RECORDS SHOWN section start
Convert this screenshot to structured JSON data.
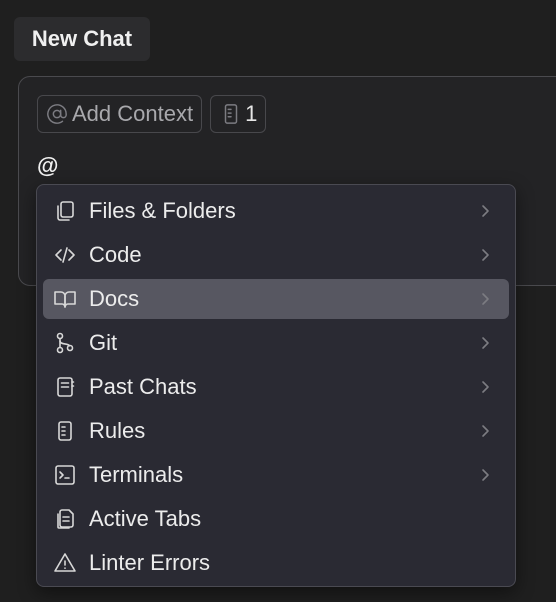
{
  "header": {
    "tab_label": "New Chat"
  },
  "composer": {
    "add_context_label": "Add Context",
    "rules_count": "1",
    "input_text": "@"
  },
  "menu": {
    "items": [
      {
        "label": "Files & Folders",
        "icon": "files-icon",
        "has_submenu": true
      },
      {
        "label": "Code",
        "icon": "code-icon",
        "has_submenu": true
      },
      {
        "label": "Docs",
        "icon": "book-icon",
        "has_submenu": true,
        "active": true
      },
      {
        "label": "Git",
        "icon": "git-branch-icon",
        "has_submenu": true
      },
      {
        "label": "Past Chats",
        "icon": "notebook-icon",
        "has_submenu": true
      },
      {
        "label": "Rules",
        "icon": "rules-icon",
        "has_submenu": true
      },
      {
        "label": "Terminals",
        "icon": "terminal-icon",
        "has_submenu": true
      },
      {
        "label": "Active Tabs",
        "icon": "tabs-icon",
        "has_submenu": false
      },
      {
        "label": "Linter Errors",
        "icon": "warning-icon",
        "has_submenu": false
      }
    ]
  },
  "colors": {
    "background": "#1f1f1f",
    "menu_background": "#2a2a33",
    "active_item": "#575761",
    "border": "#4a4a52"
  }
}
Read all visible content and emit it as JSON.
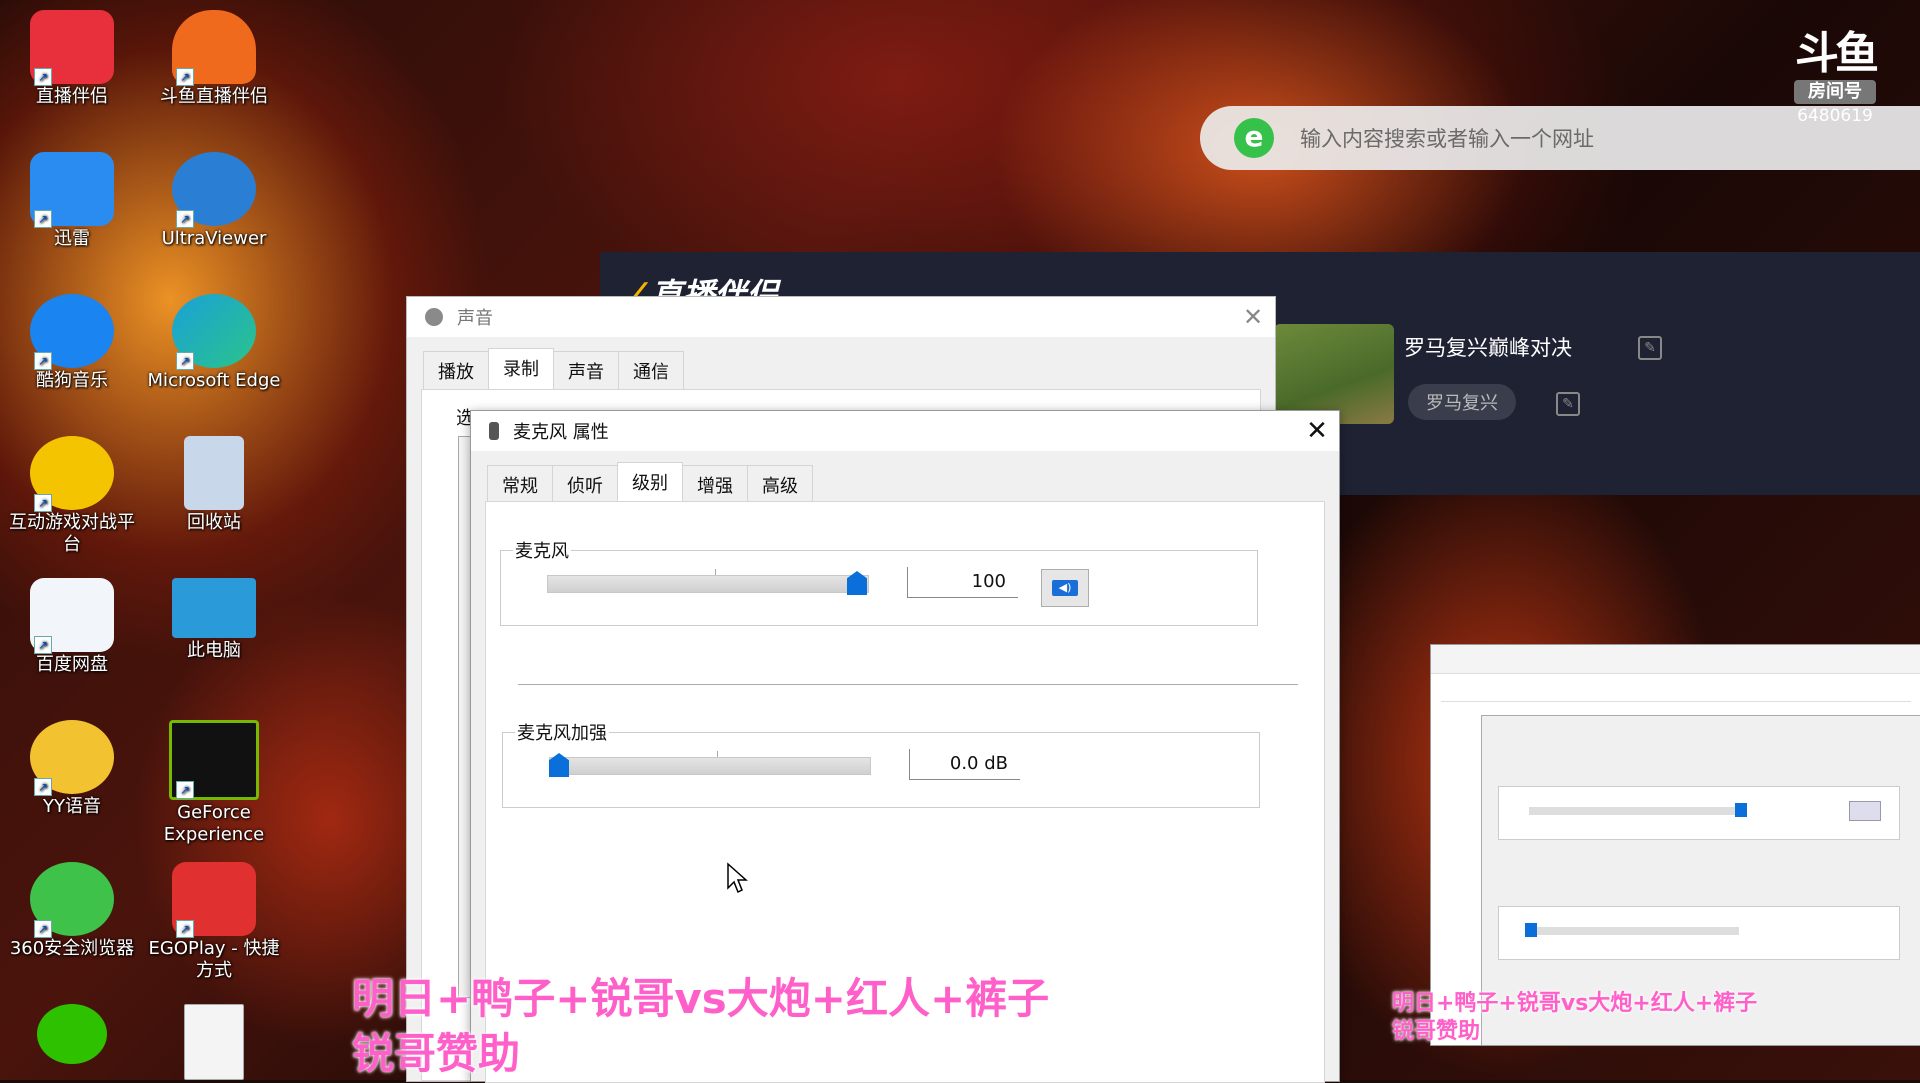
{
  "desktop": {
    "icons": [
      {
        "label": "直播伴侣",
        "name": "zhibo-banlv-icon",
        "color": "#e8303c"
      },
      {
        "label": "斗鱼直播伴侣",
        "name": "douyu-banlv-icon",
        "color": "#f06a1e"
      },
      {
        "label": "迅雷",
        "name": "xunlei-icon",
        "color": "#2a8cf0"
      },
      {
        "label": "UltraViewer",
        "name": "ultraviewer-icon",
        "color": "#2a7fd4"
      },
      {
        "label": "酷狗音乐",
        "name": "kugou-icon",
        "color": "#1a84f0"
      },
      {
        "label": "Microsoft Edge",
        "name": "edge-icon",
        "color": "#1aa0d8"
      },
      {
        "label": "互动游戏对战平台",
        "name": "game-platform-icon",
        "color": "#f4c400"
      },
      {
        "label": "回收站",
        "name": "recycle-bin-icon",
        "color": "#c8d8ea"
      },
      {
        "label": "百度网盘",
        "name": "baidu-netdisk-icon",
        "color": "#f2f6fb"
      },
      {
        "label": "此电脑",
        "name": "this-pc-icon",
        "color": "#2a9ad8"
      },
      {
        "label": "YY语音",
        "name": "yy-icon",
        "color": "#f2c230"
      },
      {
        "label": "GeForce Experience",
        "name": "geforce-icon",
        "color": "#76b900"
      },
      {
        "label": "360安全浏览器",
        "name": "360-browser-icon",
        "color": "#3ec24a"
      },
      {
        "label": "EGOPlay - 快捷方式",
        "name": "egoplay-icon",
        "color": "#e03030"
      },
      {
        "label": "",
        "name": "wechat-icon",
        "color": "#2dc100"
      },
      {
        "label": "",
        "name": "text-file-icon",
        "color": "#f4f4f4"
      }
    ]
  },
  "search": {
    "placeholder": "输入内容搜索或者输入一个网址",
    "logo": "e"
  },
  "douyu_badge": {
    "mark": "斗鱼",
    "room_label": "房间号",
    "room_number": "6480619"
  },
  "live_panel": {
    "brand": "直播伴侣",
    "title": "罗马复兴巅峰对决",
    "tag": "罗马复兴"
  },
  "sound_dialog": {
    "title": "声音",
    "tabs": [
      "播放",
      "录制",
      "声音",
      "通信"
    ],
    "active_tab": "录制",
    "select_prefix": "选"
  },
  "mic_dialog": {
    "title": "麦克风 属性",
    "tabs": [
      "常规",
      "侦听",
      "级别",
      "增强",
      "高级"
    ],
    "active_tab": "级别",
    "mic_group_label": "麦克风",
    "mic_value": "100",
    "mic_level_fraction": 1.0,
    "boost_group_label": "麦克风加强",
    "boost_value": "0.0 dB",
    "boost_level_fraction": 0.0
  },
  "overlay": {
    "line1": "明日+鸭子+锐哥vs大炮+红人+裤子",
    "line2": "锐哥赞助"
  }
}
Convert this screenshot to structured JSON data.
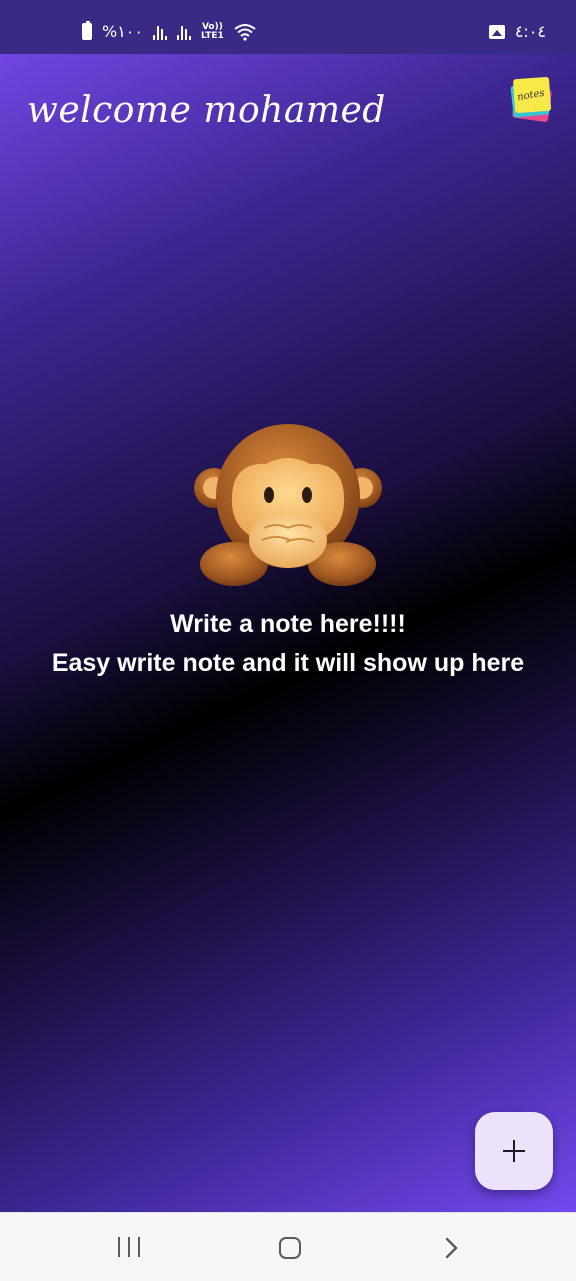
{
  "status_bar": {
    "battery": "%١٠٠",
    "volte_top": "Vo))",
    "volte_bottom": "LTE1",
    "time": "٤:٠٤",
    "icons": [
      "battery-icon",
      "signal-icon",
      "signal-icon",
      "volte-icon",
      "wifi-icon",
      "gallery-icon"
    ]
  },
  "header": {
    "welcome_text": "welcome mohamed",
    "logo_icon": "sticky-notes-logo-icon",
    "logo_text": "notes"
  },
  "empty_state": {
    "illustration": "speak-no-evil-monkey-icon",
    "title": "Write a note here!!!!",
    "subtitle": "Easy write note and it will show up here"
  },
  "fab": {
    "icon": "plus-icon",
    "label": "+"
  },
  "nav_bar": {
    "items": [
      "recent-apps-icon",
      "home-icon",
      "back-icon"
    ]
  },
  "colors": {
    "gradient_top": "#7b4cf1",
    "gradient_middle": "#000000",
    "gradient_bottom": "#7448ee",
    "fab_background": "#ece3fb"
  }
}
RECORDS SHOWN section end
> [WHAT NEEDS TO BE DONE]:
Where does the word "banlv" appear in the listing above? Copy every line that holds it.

> [RESPONSE TO THIS EXERCISE]:
        "name": "zhibo-banlv-icon",
        "name": "douyu-banlv-icon",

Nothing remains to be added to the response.